**TASK TO CARRY OUT**
In your answer, print each of the records below exactly.

*** Opening of SOURCE INFORMATION ***

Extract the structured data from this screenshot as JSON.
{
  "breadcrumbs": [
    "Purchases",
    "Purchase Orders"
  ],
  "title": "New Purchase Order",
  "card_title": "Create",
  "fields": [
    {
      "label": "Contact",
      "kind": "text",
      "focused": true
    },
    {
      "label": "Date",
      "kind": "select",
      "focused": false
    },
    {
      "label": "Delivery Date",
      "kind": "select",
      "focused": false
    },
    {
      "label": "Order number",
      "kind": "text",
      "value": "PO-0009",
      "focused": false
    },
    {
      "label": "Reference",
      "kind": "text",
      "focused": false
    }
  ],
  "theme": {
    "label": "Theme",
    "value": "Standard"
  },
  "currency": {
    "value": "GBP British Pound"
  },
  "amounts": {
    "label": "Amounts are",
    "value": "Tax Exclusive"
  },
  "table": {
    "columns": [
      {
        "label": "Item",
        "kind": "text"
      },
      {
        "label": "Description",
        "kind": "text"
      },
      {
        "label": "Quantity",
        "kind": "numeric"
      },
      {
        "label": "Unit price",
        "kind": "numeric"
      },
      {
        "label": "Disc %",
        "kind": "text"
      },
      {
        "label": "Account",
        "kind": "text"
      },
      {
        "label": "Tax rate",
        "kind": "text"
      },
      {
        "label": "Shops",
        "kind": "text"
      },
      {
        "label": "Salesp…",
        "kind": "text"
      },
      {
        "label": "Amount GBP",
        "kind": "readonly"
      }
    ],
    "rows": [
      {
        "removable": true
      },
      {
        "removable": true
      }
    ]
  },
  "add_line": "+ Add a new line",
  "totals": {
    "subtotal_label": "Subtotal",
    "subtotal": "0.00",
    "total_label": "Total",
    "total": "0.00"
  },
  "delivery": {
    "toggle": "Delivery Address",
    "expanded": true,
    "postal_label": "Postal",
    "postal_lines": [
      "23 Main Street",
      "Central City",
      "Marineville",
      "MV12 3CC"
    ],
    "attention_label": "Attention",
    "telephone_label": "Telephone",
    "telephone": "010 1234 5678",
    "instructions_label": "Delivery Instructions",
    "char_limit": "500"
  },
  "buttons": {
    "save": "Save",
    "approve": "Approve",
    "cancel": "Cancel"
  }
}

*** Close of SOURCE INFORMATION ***

**RESPONSE**
Extract the structured data from this screenshot as JSON.
{
  "breadcrumbs": [
    "Purchases",
    "Purchase Orders"
  ],
  "title": "New Purchase Order",
  "card_title": "Create",
  "fields": [
    {
      "label": "Contact",
      "kind": "text",
      "focused": true
    },
    {
      "label": "Date",
      "kind": "select",
      "focused": false
    },
    {
      "label": "Delivery Date",
      "kind": "select",
      "focused": false
    },
    {
      "label": "Order number",
      "kind": "text",
      "value": "PO-0009",
      "focused": false
    },
    {
      "label": "Reference",
      "kind": "text",
      "focused": false
    }
  ],
  "theme": {
    "label": "Theme",
    "value": "Standard"
  },
  "currency": {
    "value": "GBP British Pound"
  },
  "amounts": {
    "label": "Amounts are",
    "value": "Tax Exclusive"
  },
  "table": {
    "columns": [
      {
        "label": "Item",
        "kind": "text"
      },
      {
        "label": "Description",
        "kind": "text"
      },
      {
        "label": "Quantity",
        "kind": "numeric"
      },
      {
        "label": "Unit price",
        "kind": "numeric"
      },
      {
        "label": "Disc %",
        "kind": "text"
      },
      {
        "label": "Account",
        "kind": "text"
      },
      {
        "label": "Tax rate",
        "kind": "text"
      },
      {
        "label": "Shops",
        "kind": "text"
      },
      {
        "label": "Salesp…",
        "kind": "text"
      },
      {
        "label": "Amount GBP",
        "kind": "readonly"
      }
    ],
    "rows": [
      {
        "removable": true
      },
      {
        "removable": true
      }
    ]
  },
  "add_line": "+ Add a new line",
  "totals": {
    "subtotal_label": "Subtotal",
    "subtotal": "0.00",
    "total_label": "Total",
    "total": "0.00"
  },
  "delivery": {
    "toggle": "Delivery Address",
    "expanded": true,
    "postal_label": "Postal",
    "postal_lines": [
      "23 Main Street",
      "Central City",
      "Marineville",
      "MV12 3CC"
    ],
    "attention_label": "Attention",
    "telephone_label": "Telephone",
    "telephone": "010 1234 5678",
    "instructions_label": "Delivery Instructions",
    "char_limit": "500"
  },
  "buttons": {
    "save": "Save",
    "approve": "Approve",
    "cancel": "Cancel"
  }
}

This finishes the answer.